■ **Data to examine**:
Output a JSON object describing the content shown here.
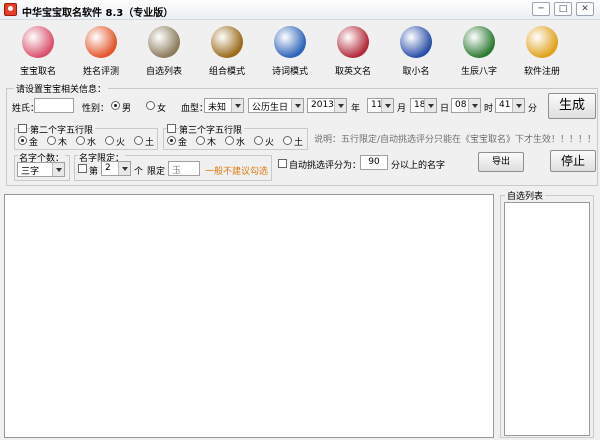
{
  "window": {
    "title": "中华宝宝取名软件 8.3（专业版）",
    "minimize": "─",
    "maximize": "□",
    "close": "✕"
  },
  "toolbar": [
    {
      "label": "宝宝取名",
      "icon": "baby-icon",
      "color": "#d9506a"
    },
    {
      "label": "姓名评测",
      "icon": "gourd-icon",
      "color": "#e3552b"
    },
    {
      "label": "自选列表",
      "icon": "brush-icon",
      "color": "#8c7b5c"
    },
    {
      "label": "组合模式",
      "icon": "lion-icon",
      "color": "#9a6a1c"
    },
    {
      "label": "诗词模式",
      "icon": "book-icon",
      "color": "#2c63b8"
    },
    {
      "label": "取英文名",
      "icon": "badge-icon",
      "color": "#b22a3a"
    },
    {
      "label": "取小名",
      "icon": "globe-icon",
      "color": "#2a4fa8"
    },
    {
      "label": "生辰八字",
      "icon": "bagua-icon",
      "color": "#2d7a32"
    },
    {
      "label": "软件注册",
      "icon": "lock-icon",
      "color": "#e0a21c"
    }
  ],
  "form": {
    "section_title": "请设置宝宝相关信息：",
    "surname_label": "姓氏：",
    "surname_value": "",
    "gender_label": "性别：",
    "gender_options": [
      "男",
      "女"
    ],
    "gender_selected": "男",
    "blood_label": "血型：",
    "blood_value": "未知",
    "calendar_value": "公历生日",
    "year_value": "2013",
    "year_unit": "年",
    "month_value": "11",
    "month_unit": "月",
    "day_value": "18",
    "day_unit": "日",
    "hour_value": "08",
    "hour_unit": "时",
    "minute_value": "41",
    "minute_unit": "分",
    "generate_label": "生成",
    "second_char_label": "第二个字五行限",
    "third_char_label": "第三个字五行限",
    "elements": [
      "金",
      "木",
      "水",
      "火",
      "土"
    ],
    "note": "说明：五行限定/自动挑选评分只能在《宝宝取名》下才生效！！！！！",
    "name_count_label": "名字个数：",
    "name_count_value": "三字",
    "name_limit_label": "名字限定：",
    "position_prefix": "第",
    "position_value": "2",
    "position_suffix": "个",
    "limit_label": "限定",
    "limit_value": "玉",
    "limit_warning": "一般不建议勾选",
    "auto_pick_label": "自动挑选评分为：",
    "score_value": "90",
    "score_suffix": "分以上的名字",
    "export_label": "导出",
    "stop_label": "停止"
  },
  "self_list": {
    "title": "自选列表"
  }
}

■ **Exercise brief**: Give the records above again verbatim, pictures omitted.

■ **Task solution**:
Output a JSON object describing the content shown here.
{
  "window": {
    "title": "中华宝宝取名软件 8.3（专业版）",
    "minimize": "─",
    "maximize": "□",
    "close": "✕"
  },
  "toolbar": [
    {
      "label": "宝宝取名",
      "icon": "baby-icon",
      "color": "#d9506a"
    },
    {
      "label": "姓名评测",
      "icon": "gourd-icon",
      "color": "#e3552b"
    },
    {
      "label": "自选列表",
      "icon": "brush-icon",
      "color": "#8c7b5c"
    },
    {
      "label": "组合模式",
      "icon": "lion-icon",
      "color": "#9a6a1c"
    },
    {
      "label": "诗词模式",
      "icon": "book-icon",
      "color": "#2c63b8"
    },
    {
      "label": "取英文名",
      "icon": "badge-icon",
      "color": "#b22a3a"
    },
    {
      "label": "取小名",
      "icon": "globe-icon",
      "color": "#2a4fa8"
    },
    {
      "label": "生辰八字",
      "icon": "bagua-icon",
      "color": "#2d7a32"
    },
    {
      "label": "软件注册",
      "icon": "lock-icon",
      "color": "#e0a21c"
    }
  ],
  "form": {
    "section_title": "请设置宝宝相关信息：",
    "surname_label": "姓氏：",
    "surname_value": "",
    "gender_label": "性别：",
    "gender_options": [
      "男",
      "女"
    ],
    "gender_selected": "男",
    "blood_label": "血型：",
    "blood_value": "未知",
    "calendar_value": "公历生日",
    "year_value": "2013",
    "year_unit": "年",
    "month_value": "11",
    "month_unit": "月",
    "day_value": "18",
    "day_unit": "日",
    "hour_value": "08",
    "hour_unit": "时",
    "minute_value": "41",
    "minute_unit": "分",
    "generate_label": "生成",
    "second_char_label": "第二个字五行限",
    "third_char_label": "第三个字五行限",
    "elements": [
      "金",
      "木",
      "水",
      "火",
      "土"
    ],
    "note": "说明：五行限定/自动挑选评分只能在《宝宝取名》下才生效！！！！！",
    "name_count_label": "名字个数：",
    "name_count_value": "三字",
    "name_limit_label": "名字限定：",
    "position_prefix": "第",
    "position_value": "2",
    "position_suffix": "个",
    "limit_label": "限定",
    "limit_value": "玉",
    "limit_warning": "一般不建议勾选",
    "auto_pick_label": "自动挑选评分为：",
    "score_value": "90",
    "score_suffix": "分以上的名字",
    "export_label": "导出",
    "stop_label": "停止"
  },
  "self_list": {
    "title": "自选列表"
  }
}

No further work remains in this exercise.